Speaking of balance-of-system costs and permitting, Rive said, "One of the cool things about storage is that if you're already installing a solar system, the incremental cost of also getting a storage system installed is low." Rive sees this as being particularly true once storage systems are integrated into the same box as inverters.
"The bigger challenge is getting utilities comfortable with interconnecting the system. It’s all just very new, and these things take time. Storage is so new that whenever building inspectors see one of our systems, they say, 'What is this thing?' They've never seen it before," he said.
What are the benefits of solar to the utility?
Rive said, "The way that I look at it, there are massive benefits to distributed solar, and there are many great companies that have tried to analyze the avoided costs versus the revenue loss, and the results kind of vary. There are some that say it's on parity in some states -- the avoided costs are higher than lost revenue."
He continued, "Our approach is to basically look at all the things that would make solar more valuable and invest in those things. For example, increasing the capacity value of solar through a combination of load shifting and demand response and integrated storage could dramatically increase the value of solar."
SolarCity is a member of TASC, a downstream solar advocacy organization that favors conserving net energy metering structures for solar power sales, rather than value-of-solar tariffs.
A little more about SolarCity's factory
When asked to name the things that keep him up at night, Rive mentioned that in addition to running a 7,000-employee firm, a major concern of late is that the company is "getting into large-scale solar manufacturing." He said, "We have a really exciting technology company that we acquired recently to manufacture what I consider some of the best solar panels on the planet." (GTM Research's Shyam Mehta took a close look at SolarCity's acquisition of Silevo here; GTM Senior Editor Stephen Lacey covered New York's funding of the factory here. Lacey reported that the incentive package gave SolarCity $750 million in tax breaks and cheap power deals in order to build the production facility.)
The proposed Buffalo, New York-sited, 1-gigawatt-capacity solar factory looks to eventually employ 1,500 workers. Rive asserted that manufacturing solar panels in the U.S. makes sense. In the company's comparison of Buffalo versus China, Rive noted Buffalo's 7.5 cents per kilowatt-hour clean power versus China's 15-cent power-- and that's in a nation with labor inflation.
Rive said that Silevo's "hybrid" crystalline-silicon and thin-film cells will hit 24 percent efficiency when the factory is up and running. Rive suggested that "in some situations, due to its bifacial nature, the cell will be capable of 26 percent."

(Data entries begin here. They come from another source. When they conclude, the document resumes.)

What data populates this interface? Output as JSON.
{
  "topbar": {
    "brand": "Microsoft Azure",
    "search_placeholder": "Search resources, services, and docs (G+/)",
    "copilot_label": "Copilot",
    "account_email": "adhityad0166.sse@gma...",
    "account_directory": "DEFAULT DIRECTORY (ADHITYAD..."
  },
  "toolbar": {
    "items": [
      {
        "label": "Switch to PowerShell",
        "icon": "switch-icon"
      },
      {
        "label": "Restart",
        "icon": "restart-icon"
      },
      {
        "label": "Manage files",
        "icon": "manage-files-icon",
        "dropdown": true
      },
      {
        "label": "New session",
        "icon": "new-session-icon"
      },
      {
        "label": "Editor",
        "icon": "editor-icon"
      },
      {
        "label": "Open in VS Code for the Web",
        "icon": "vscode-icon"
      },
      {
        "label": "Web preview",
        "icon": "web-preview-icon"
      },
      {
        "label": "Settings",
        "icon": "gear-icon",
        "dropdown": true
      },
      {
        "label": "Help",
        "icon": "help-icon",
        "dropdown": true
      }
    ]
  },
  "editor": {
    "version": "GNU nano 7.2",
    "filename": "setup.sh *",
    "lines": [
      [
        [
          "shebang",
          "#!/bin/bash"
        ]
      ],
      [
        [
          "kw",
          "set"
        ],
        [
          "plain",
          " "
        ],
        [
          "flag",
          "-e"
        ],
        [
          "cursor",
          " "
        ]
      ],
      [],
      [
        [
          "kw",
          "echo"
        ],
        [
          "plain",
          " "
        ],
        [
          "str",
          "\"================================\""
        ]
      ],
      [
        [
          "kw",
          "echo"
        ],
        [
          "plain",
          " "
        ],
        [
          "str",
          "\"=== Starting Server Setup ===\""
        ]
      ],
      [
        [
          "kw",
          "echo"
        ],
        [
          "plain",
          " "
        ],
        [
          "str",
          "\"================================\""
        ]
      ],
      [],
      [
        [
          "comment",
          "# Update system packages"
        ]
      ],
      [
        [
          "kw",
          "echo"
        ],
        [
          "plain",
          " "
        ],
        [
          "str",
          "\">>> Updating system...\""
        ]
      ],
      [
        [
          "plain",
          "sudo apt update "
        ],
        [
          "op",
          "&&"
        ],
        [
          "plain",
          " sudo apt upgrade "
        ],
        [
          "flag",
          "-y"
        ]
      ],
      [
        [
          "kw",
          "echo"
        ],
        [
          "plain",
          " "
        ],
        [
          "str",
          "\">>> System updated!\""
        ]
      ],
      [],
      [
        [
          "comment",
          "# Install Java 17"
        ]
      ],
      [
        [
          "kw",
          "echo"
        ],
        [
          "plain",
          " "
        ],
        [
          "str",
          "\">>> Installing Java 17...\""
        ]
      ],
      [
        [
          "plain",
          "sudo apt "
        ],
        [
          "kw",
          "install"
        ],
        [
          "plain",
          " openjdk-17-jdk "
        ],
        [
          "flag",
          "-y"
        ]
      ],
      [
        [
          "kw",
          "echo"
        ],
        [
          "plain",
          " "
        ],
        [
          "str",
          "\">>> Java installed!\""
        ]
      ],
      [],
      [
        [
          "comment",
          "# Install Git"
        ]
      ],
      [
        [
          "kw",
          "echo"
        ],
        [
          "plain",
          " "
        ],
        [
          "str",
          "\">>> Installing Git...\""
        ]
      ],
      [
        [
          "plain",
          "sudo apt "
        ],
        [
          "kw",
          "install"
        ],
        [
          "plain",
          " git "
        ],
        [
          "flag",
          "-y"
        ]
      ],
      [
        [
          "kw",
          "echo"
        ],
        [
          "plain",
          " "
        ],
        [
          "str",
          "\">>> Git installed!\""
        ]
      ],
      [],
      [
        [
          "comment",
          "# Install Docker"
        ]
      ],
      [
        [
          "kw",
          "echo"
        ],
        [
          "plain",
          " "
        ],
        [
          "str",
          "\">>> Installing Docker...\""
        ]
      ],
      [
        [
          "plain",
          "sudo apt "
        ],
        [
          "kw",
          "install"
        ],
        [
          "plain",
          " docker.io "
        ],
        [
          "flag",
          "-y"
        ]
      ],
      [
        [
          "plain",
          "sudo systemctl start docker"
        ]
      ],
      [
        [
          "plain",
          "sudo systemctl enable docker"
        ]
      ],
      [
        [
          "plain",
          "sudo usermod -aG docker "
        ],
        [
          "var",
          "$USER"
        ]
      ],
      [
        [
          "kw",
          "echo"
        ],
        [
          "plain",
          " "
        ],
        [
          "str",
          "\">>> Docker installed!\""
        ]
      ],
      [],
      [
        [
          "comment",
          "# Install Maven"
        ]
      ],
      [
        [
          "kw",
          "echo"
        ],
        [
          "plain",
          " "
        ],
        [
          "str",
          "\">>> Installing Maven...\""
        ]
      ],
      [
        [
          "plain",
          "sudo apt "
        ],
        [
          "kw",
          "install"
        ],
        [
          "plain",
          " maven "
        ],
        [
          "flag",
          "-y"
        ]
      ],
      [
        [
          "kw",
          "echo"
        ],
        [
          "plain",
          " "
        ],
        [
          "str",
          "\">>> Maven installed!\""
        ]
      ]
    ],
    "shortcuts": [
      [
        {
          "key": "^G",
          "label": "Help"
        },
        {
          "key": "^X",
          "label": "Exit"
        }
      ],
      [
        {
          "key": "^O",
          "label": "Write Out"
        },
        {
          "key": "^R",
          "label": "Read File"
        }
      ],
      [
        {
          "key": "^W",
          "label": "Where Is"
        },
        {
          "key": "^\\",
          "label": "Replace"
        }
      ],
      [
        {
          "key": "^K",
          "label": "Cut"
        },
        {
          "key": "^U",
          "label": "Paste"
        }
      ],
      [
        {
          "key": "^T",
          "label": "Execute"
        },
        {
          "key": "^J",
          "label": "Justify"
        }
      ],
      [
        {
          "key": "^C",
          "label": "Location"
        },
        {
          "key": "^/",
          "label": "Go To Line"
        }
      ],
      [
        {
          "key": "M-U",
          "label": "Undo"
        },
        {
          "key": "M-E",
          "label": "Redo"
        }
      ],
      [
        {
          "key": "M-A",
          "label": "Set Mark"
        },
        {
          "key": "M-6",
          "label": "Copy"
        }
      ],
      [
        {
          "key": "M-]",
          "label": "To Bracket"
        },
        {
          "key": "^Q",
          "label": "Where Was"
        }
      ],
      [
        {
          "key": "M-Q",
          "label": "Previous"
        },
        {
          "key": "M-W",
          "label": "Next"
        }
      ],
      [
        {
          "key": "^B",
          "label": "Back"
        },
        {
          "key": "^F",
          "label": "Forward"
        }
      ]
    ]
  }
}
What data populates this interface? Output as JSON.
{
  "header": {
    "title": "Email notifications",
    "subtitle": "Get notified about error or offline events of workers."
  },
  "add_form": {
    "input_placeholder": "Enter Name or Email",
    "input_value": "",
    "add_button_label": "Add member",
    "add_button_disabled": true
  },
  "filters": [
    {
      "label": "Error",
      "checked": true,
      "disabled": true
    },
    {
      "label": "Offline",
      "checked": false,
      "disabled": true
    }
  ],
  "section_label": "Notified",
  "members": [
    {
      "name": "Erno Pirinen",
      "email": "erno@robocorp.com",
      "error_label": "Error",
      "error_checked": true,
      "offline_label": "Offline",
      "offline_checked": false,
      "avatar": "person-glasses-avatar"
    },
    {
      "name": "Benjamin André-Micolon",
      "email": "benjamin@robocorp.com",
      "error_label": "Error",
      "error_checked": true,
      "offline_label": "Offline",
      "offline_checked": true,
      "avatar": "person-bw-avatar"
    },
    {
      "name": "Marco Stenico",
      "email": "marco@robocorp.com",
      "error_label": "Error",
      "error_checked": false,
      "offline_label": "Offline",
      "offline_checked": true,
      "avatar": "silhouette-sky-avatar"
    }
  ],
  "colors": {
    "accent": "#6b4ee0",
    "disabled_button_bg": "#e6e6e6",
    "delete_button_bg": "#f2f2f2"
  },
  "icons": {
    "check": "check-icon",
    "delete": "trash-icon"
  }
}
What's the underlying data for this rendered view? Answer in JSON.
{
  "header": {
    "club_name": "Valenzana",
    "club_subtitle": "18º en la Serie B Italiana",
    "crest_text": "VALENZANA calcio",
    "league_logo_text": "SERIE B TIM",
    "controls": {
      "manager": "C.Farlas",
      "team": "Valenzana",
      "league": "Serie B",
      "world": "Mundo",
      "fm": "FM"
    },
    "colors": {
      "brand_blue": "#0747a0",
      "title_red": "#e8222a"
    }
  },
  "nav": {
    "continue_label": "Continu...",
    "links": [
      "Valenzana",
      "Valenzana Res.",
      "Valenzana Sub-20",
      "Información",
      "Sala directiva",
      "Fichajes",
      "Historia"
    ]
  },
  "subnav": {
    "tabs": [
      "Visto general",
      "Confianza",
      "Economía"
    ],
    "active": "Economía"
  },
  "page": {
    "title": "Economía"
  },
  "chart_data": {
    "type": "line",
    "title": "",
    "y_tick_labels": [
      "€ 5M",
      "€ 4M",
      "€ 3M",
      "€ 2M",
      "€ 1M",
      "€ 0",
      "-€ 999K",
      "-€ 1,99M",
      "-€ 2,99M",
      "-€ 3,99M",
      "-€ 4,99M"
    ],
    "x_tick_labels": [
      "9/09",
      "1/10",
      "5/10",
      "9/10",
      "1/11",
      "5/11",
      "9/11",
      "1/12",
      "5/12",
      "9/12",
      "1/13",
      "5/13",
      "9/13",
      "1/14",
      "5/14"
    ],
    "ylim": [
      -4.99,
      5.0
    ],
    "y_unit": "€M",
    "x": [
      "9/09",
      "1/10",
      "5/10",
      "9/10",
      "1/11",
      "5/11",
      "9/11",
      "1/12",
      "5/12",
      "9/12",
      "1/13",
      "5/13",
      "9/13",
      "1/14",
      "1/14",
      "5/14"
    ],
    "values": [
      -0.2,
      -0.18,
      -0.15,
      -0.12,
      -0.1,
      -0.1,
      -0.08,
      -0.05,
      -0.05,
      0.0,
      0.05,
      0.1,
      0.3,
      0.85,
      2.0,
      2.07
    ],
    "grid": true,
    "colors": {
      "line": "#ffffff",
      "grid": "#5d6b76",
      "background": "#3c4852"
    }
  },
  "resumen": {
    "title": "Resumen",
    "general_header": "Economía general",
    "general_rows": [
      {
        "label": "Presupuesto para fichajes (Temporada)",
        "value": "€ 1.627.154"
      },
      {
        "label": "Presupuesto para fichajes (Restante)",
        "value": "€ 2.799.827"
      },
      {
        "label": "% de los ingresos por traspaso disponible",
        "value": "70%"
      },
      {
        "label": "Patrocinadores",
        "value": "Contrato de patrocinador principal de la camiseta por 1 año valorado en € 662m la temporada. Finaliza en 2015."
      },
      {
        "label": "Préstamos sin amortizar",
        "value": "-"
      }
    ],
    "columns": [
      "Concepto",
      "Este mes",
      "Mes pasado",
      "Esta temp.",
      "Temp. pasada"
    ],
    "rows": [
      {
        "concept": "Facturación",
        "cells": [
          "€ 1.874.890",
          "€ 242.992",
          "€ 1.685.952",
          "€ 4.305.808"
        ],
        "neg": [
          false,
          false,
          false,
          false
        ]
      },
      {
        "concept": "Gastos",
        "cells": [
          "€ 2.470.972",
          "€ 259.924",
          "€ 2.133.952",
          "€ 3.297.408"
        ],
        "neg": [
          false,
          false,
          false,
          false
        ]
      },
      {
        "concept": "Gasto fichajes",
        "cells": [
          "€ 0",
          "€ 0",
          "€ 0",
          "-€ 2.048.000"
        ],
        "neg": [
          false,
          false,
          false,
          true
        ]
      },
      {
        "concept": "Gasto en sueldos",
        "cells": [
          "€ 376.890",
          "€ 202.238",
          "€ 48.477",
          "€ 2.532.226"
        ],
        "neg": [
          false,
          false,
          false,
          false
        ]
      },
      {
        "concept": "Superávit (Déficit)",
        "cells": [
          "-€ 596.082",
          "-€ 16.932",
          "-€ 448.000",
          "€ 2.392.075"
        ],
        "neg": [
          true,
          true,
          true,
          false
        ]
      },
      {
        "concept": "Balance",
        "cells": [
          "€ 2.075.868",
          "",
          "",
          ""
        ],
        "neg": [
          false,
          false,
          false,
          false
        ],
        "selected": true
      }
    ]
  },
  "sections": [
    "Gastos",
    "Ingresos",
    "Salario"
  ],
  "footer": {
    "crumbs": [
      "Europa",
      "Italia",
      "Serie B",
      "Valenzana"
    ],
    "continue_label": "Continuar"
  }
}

But, said Rive, "The fundamental value proposition to the customer will be the same: it's just cleaner, cheaper energy."